An exact reproduction of all the entries is the expected answer.
····················
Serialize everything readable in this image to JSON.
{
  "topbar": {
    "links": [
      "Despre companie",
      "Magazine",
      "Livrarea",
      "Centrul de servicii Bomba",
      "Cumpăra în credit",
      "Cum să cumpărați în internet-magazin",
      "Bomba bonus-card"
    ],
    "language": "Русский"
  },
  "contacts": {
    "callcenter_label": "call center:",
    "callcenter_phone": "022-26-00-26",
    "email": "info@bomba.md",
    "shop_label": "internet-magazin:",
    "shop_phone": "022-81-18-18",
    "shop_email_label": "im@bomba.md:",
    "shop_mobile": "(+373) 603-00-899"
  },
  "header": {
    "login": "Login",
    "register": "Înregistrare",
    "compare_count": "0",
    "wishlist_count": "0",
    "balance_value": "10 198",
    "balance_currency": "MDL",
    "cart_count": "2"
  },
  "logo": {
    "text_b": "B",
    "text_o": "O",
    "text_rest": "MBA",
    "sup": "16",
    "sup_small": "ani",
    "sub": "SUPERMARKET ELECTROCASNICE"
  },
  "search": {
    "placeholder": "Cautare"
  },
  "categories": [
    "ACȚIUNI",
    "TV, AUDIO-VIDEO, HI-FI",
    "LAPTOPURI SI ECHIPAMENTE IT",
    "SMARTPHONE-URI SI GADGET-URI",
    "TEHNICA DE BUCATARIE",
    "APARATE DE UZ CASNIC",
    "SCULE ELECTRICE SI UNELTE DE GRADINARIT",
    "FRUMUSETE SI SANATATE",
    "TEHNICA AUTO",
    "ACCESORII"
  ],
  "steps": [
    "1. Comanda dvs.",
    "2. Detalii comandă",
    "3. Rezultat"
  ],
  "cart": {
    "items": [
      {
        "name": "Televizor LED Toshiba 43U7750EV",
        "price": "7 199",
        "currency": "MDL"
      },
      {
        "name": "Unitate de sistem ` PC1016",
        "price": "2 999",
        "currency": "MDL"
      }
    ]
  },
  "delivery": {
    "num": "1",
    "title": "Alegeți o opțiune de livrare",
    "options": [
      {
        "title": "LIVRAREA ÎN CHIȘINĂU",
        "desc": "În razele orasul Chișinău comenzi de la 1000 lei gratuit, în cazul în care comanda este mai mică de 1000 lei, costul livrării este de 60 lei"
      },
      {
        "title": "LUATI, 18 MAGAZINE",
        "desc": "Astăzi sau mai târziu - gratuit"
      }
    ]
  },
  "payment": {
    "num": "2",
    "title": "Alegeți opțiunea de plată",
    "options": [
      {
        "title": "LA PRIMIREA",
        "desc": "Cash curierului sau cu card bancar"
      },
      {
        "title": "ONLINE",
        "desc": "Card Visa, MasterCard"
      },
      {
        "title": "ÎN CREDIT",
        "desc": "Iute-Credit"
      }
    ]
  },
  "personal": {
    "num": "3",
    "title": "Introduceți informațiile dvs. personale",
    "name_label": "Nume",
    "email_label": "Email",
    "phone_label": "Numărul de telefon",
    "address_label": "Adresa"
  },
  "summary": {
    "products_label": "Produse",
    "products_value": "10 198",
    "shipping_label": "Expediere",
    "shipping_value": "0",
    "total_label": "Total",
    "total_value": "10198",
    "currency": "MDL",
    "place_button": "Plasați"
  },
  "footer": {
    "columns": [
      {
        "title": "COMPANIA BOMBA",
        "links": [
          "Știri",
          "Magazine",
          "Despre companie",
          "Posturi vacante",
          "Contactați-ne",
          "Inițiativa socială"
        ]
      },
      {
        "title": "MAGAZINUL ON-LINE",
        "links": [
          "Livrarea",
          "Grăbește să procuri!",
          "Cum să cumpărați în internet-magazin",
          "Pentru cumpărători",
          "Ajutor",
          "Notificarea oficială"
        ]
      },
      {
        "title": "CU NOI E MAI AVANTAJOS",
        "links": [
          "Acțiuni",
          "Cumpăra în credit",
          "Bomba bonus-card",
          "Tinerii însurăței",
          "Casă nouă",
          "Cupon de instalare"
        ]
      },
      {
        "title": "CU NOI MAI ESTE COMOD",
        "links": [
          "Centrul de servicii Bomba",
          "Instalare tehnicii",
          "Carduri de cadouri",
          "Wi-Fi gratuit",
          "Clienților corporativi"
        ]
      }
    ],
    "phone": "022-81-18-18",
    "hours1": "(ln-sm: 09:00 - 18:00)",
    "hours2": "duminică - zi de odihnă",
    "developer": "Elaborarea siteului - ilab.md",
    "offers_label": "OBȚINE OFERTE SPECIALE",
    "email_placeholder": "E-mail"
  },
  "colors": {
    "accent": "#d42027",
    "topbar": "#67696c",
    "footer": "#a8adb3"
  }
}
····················
- _Solved problem_:
Serialize everything readable in this image to JSON.
{
  "topbar": {
    "links": [
      "Despre companie",
      "Magazine",
      "Livrarea",
      "Centrul de servicii Bomba",
      "Cumpăra în credit",
      "Cum să cumpărați în internet-magazin",
      "Bomba bonus-card"
    ],
    "language": "Русский"
  },
  "contacts": {
    "callcenter_label": "call center:",
    "callcenter_phone": "022-26-00-26",
    "email": "info@bomba.md",
    "shop_label": "internet-magazin:",
    "shop_phone": "022-81-18-18",
    "shop_email_label": "im@bomba.md:",
    "shop_mobile": "(+373) 603-00-899"
  },
  "header": {
    "login": "Login",
    "register": "Înregistrare",
    "compare_count": "0",
    "wishlist_count": "0",
    "balance_value": "10 198",
    "balance_currency": "MDL",
    "cart_count": "2"
  },
  "logo": {
    "text_b": "B",
    "text_o": "O",
    "text_rest": "MBA",
    "sup": "16",
    "sup_small": "ani",
    "sub": "SUPERMARKET ELECTROCASNICE"
  },
  "search": {
    "placeholder": "Cautare"
  },
  "categories": [
    "ACȚIUNI",
    "TV, AUDIO-VIDEO, HI-FI",
    "LAPTOPURI SI ECHIPAMENTE IT",
    "SMARTPHONE-URI SI GADGET-URI",
    "TEHNICA DE BUCATARIE",
    "APARATE DE UZ CASNIC",
    "SCULE ELECTRICE SI UNELTE DE GRADINARIT",
    "FRUMUSETE SI SANATATE",
    "TEHNICA AUTO",
    "ACCESORII"
  ],
  "steps": [
    "1. Comanda dvs.",
    "2. Detalii comandă",
    "3. Rezultat"
  ],
  "cart": {
    "items": [
      {
        "name": "Televizor LED Toshiba 43U7750EV",
        "price": "7 199",
        "currency": "MDL"
      },
      {
        "name": "Unitate de sistem ` PC1016",
        "price": "2 999",
        "currency": "MDL"
      }
    ]
  },
  "delivery": {
    "num": "1",
    "title": "Alegeți o opțiune de livrare",
    "options": [
      {
        "title": "LIVRAREA ÎN CHIȘINĂU",
        "desc": "În razele orasul Chișinău comenzi de la 1000 lei gratuit, în cazul în care comanda este mai mică de 1000 lei, costul livrării este de 60 lei"
      },
      {
        "title": "LUATI, 18 MAGAZINE",
        "desc": "Astăzi sau mai târziu - gratuit"
      }
    ]
  },
  "payment": {
    "num": "2",
    "title": "Alegeți opțiunea de plată",
    "options": [
      {
        "title": "LA PRIMIREA",
        "desc": "Cash curierului sau cu card bancar"
      },
      {
        "title": "ONLINE",
        "desc": "Card Visa, MasterCard"
      },
      {
        "title": "ÎN CREDIT",
        "desc": "Iute-Credit"
      }
    ]
  },
  "personal": {
    "num": "3",
    "title": "Introduceți informațiile dvs. personale",
    "name_label": "Nume",
    "email_label": "Email",
    "phone_label": "Numărul de telefon",
    "address_label": "Adresa"
  },
  "summary": {
    "products_label": "Produse",
    "products_value": "10 198",
    "shipping_label": "Expediere",
    "shipping_value": "0",
    "total_label": "Total",
    "total_value": "10198",
    "currency": "MDL",
    "place_button": "Plasați"
  },
  "footer": {
    "columns": [
      {
        "title": "COMPANIA BOMBA",
        "links": [
          "Știri",
          "Magazine",
          "Despre companie",
          "Posturi vacante",
          "Contactați-ne",
          "Inițiativa socială"
        ]
      },
      {
        "title": "MAGAZINUL ON-LINE",
        "links": [
          "Livrarea",
          "Grăbește să procuri!",
          "Cum să cumpărați în internet-magazin",
          "Pentru cumpărători",
          "Ajutor",
          "Notificarea oficială"
        ]
      },
      {
        "title": "CU NOI E MAI AVANTAJOS",
        "links": [
          "Acțiuni",
          "Cumpăra în credit",
          "Bomba bonus-card",
          "Tinerii însurăței",
          "Casă nouă",
          "Cupon de instalare"
        ]
      },
      {
        "title": "CU NOI MAI ESTE COMOD",
        "links": [
          "Centrul de servicii Bomba",
          "Instalare tehnicii",
          "Carduri de cadouri",
          "Wi-Fi gratuit",
          "Clienților corporativi"
        ]
      }
    ],
    "phone": "022-81-18-18",
    "hours1": "(ln-sm: 09:00 - 18:00)",
    "hours2": "duminică - zi de odihnă",
    "developer": "Elaborarea siteului - ilab.md",
    "offers_label": "OBȚINE OFERTE SPECIALE",
    "email_placeholder": "E-mail"
  },
  "colors": {
    "accent": "#d42027",
    "topbar": "#67696c",
    "footer": "#a8adb3"
  }
}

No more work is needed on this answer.